Dr Emily Clark on genes with a function

The genetics of tropical adaptation, advances in genome sequencing, colourful lambs and her love of animals.

Dr Megan Davey on how embryos grow

Photo of Dr Megan Davey of the Roslin Institute
Why we have five fingers, recreating 250 million years of evolution, Sonic Hedgehog and the wish of being a fiction writer.

Celebrating Ada Lovelace: Female computer scientists at Roslin

Computer models to investigate Salmonella, anti-inflammatories, microbes, animal health and genetic differences between men and women.

Dr Rob Ogden on conservation genetics

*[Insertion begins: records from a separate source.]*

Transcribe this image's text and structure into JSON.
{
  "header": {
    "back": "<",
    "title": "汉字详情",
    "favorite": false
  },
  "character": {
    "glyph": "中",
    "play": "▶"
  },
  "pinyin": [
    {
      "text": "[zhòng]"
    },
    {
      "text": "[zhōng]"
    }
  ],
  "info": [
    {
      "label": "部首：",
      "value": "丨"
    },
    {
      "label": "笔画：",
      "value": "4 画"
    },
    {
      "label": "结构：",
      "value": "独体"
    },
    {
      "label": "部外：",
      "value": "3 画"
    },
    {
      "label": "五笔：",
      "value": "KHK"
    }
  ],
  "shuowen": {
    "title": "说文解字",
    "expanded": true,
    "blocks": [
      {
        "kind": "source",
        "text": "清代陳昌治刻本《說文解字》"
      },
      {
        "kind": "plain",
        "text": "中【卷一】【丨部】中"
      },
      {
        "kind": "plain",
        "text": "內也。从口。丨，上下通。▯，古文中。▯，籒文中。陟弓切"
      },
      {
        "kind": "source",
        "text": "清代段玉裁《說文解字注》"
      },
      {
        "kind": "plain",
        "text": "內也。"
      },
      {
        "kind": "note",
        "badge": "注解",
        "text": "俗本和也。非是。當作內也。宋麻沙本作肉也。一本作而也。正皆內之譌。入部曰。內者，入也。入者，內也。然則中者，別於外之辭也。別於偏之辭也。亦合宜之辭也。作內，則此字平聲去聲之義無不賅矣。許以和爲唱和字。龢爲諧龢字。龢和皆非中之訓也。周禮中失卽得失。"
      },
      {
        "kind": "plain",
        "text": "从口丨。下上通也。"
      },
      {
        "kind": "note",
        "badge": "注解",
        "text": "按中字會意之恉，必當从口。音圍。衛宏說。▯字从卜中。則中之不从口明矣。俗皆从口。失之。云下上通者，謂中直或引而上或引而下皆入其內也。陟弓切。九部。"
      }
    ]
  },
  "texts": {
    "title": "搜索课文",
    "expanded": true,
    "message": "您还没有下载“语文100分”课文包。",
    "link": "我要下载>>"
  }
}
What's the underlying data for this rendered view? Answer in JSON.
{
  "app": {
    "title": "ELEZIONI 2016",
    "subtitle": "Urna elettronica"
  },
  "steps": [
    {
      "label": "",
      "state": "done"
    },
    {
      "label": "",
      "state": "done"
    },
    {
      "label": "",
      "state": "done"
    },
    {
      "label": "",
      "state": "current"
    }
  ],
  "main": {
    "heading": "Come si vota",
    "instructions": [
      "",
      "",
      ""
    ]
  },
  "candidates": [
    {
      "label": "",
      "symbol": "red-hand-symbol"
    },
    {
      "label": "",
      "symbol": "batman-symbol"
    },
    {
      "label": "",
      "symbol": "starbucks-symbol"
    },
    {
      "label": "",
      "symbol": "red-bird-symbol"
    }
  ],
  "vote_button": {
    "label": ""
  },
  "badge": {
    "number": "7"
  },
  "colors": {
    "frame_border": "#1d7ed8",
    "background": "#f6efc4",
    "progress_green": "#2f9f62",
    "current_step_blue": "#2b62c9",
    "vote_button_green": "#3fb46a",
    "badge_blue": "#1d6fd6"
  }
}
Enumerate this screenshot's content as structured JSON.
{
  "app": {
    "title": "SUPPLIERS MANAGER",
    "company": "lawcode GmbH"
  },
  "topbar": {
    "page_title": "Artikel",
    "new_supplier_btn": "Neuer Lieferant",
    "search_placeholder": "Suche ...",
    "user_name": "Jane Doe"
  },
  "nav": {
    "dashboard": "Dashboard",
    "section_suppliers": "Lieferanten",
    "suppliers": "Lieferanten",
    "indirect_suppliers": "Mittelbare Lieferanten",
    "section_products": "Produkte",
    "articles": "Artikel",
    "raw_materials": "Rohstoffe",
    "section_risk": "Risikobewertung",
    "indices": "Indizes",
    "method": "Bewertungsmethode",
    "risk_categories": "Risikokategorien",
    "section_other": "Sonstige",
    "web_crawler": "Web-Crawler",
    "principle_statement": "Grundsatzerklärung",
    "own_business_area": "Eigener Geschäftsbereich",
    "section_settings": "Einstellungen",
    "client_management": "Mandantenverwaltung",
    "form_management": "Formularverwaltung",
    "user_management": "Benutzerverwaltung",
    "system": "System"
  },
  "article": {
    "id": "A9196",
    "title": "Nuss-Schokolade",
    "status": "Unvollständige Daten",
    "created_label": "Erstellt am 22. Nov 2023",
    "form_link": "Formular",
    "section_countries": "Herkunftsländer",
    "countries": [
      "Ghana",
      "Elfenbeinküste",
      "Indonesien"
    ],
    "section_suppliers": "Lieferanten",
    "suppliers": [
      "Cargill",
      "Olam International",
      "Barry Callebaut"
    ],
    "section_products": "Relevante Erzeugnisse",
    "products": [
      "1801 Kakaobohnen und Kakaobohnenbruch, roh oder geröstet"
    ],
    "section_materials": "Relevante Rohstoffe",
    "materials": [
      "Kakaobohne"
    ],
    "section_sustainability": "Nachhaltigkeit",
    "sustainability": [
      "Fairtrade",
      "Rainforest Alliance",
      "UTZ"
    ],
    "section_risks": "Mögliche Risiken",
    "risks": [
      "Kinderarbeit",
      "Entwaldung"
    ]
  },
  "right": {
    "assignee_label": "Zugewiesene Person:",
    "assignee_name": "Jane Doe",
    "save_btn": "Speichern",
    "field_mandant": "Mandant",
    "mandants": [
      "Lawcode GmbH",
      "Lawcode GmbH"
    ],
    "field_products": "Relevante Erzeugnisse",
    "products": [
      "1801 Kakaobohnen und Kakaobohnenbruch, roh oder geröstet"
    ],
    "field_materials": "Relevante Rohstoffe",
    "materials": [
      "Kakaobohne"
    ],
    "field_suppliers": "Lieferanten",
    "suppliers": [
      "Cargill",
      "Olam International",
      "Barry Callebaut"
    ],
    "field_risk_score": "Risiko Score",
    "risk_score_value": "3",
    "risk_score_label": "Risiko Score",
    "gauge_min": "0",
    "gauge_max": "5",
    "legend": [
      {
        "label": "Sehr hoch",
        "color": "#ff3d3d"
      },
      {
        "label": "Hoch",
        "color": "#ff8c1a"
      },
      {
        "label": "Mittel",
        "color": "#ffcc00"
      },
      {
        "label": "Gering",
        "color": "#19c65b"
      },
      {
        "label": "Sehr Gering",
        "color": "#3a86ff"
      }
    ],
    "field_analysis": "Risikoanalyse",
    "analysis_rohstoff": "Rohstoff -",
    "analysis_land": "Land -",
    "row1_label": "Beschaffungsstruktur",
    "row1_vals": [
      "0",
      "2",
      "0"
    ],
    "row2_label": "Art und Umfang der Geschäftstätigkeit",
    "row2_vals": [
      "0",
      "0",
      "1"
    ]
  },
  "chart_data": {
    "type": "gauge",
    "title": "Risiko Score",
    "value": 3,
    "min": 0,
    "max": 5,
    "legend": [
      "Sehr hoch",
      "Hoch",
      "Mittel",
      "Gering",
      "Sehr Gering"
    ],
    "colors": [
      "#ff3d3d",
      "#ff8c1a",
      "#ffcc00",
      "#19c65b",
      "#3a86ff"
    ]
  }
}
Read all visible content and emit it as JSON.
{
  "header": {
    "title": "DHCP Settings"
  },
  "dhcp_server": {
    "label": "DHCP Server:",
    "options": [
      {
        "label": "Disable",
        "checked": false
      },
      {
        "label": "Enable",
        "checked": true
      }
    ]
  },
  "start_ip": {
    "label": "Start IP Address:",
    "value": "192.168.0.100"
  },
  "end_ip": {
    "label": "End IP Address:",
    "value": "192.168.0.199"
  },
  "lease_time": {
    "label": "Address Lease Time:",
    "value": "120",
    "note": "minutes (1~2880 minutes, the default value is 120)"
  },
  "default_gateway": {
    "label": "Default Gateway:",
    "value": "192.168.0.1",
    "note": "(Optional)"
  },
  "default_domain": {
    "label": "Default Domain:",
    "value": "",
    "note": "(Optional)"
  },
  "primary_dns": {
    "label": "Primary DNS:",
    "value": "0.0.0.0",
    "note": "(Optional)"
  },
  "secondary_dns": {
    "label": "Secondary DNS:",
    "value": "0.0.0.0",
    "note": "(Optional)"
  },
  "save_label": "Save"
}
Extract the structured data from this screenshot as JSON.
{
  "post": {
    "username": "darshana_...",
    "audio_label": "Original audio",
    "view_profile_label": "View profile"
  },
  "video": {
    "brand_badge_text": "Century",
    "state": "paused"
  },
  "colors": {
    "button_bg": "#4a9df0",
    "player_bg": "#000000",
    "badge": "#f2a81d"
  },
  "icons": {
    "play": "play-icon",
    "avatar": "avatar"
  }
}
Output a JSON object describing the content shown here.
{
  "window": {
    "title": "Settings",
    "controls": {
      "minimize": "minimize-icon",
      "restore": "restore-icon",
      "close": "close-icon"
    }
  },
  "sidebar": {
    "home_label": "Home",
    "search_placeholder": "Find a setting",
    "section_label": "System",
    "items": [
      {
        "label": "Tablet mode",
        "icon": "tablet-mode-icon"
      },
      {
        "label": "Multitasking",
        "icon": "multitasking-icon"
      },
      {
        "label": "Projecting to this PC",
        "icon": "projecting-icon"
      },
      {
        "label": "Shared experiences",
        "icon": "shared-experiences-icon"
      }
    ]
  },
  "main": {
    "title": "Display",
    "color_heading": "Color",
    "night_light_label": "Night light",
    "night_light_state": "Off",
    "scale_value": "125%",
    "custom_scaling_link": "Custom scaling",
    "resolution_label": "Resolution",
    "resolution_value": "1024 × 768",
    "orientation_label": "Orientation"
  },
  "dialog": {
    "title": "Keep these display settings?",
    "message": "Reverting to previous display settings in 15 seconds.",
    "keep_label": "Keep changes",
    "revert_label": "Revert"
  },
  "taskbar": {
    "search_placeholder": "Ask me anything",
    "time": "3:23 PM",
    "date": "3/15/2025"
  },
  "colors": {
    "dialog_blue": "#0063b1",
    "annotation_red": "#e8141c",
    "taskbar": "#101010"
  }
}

How genetic research helps wildlife conservation, the importance of involving communities and his dream of being a football player.

Dr Andy Law on bioinformatics

The difficulties of explaining coding best practice to biologists, applications in genetic research and a potential career as sports professional.

Dr Vicky MacRae on bone formation and calcified arteries

Similarities and differences of bone formation and calcified arteries, and the importance of a happy work environment.

Professor Helen Sang on the importance of chicken research

Insights into embryo development, genome-editing for chicken health and the importance of engaging with the public.

Dr Mark Barnett on the genetics of bees

Scientist Dr Mark Barnett showing a young child the bee apiary
The creation of the campus apiary and how whole genome sequencing, bioinformatics and breeding could help honey bee health.